I cannot wait to see what delicious ideas my fellow reduxers have come up with, too. You can check out there ideas via the link at the bottom of this post.
Mustard Greens Power Bowl with Cranberry Dressing
1/3 heaping cup homemade cranberry sauce
2 Tbsp orange juice
1 Tbsp almond oil
1 tsp fresh ground black pepper
1/4 tsp garlic powder
6 Cups mustard greens, chopped
1 Tbsp oil for roasting vegetables
1 small delicata squash, halved lengthwise and seeds removed
2 Cups fresh brussel sprouts, quartered
2 small-medium sized red onion, chopped
4 medium carrots
2 Cups adzuki beans, cooked from dry or low-sodium canned
1 1/3 Cups cooked einkorn wheat berries (can sub farro or kamut)
4 Tbsp pepitas
Whisk all ingredients in a small bowl until well combined. Set aside.
Set oven to 400 degrees F.
Place delicata squash flesh side down on baking dish coated in cooking oil.
Drizzle oil lightly over the carrots and roast on the same baking dish whole or, if desired you may roast them cut.
Toss brussel sprouts and chopped onion in 1/2 tbsp oil and add pepper and salt if desired.

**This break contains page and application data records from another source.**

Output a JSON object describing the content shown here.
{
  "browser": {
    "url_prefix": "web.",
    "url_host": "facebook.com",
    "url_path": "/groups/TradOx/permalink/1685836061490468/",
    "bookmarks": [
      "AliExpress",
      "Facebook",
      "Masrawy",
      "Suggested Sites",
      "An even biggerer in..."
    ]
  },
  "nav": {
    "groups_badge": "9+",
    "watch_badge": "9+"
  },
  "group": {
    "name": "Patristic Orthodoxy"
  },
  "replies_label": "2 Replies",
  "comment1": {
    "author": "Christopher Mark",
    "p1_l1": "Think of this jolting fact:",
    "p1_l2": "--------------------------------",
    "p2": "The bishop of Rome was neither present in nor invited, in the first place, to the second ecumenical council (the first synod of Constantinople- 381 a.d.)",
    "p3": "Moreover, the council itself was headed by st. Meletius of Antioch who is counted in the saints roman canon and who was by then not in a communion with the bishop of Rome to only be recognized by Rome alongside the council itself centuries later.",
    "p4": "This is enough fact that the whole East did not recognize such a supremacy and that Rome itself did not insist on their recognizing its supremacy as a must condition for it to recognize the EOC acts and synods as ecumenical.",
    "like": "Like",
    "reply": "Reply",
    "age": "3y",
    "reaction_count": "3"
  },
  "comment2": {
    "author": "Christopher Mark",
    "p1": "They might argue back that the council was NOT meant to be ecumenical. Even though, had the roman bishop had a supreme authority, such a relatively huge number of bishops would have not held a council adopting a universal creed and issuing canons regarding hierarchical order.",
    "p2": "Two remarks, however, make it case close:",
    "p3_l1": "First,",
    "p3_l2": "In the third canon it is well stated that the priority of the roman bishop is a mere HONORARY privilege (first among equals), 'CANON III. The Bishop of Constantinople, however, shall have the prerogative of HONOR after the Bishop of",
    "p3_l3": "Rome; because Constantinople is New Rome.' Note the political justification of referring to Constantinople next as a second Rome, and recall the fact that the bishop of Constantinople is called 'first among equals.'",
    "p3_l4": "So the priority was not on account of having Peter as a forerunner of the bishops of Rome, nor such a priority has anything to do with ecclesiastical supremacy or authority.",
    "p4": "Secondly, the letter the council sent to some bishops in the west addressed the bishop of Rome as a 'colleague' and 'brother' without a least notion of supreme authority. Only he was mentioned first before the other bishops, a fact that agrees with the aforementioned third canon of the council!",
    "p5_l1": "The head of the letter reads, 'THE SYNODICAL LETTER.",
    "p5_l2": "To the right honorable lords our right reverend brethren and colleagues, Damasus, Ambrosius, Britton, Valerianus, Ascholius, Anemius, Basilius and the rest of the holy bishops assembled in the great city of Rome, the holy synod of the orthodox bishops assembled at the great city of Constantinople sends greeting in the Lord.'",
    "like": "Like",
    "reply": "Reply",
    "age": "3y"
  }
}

Place in a glass baking dish.
Cook squash and onions for 25-30 minutes, until fork can easily go through the skin and flesh of the squash.
Cook the brussel sprouts and carrots for 30-45 minutes, depending on desired texture.
While vegetables are roasting, chop mustard greens.
When vegetables are ready, add all ingredients, except for pepitas, to a large mixing bowl and toss well.
Divide into four bowls or, pack into pyrex containers to bring to work for a power packed energizing meal.
Top each with 1 tbsp of pepitas.